Originally, September through December were numbered the way you would expect, but then Julius Caesar and his nephew Augustus had the calendar rearranged to create new months so that they could have the summer (the best months, in their opinion) as their own. This was done to create an association between them and the most pleasant part of the year and. Thus these months are named July after Julius, and August after Augustus.
In the readings assigned for homework, Julius Caesar is characterized as haughty and obsessed with displays of power, as seen below:
…most men suspected him of being inflated with pride and hated him for his haughtiness (Cassius Dio, Book 44.9)
Augustus followed with a very small escort, along roads held by the enemy, after a shipwreck, too, and in a state of semi-convalescence from a serious illness. This energetic action delighted Caesar, who soon formed a high estimate of Augustus’s character (Suetonius, Life of Augustus, 8)

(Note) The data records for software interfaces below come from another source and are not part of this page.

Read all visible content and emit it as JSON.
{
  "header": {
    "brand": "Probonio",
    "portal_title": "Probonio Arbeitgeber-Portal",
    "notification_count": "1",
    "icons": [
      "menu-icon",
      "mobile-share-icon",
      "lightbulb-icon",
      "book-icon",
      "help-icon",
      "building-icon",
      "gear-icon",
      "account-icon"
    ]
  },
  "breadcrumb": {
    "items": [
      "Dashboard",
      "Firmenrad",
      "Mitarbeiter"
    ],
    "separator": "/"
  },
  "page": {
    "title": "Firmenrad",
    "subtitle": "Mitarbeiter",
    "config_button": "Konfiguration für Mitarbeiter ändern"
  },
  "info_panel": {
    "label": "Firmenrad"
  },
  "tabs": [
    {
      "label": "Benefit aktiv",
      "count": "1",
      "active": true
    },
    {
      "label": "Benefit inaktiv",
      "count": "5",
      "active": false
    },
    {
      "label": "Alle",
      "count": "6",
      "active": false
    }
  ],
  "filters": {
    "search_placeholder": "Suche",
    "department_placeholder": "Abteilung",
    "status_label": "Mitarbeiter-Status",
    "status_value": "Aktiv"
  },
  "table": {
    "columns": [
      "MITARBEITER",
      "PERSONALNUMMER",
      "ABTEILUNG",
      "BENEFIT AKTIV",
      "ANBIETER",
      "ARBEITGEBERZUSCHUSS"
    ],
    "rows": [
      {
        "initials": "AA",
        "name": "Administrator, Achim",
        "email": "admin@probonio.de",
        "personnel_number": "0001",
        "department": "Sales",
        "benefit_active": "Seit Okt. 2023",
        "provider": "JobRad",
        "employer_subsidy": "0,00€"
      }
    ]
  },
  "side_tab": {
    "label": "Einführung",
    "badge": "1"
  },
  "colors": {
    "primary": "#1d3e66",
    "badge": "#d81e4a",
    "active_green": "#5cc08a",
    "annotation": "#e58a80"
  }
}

Julius Caesar is shown to be the kind of person to give off the impression that he is overly proud, and to be fond of someone for displaying similar traits like brash military actions. This characterization is exactly in line with the profile of someone who would fit the entire calendar to his own personal desires. He would probably love to know that we still use this system today.
-Chaya, team Venus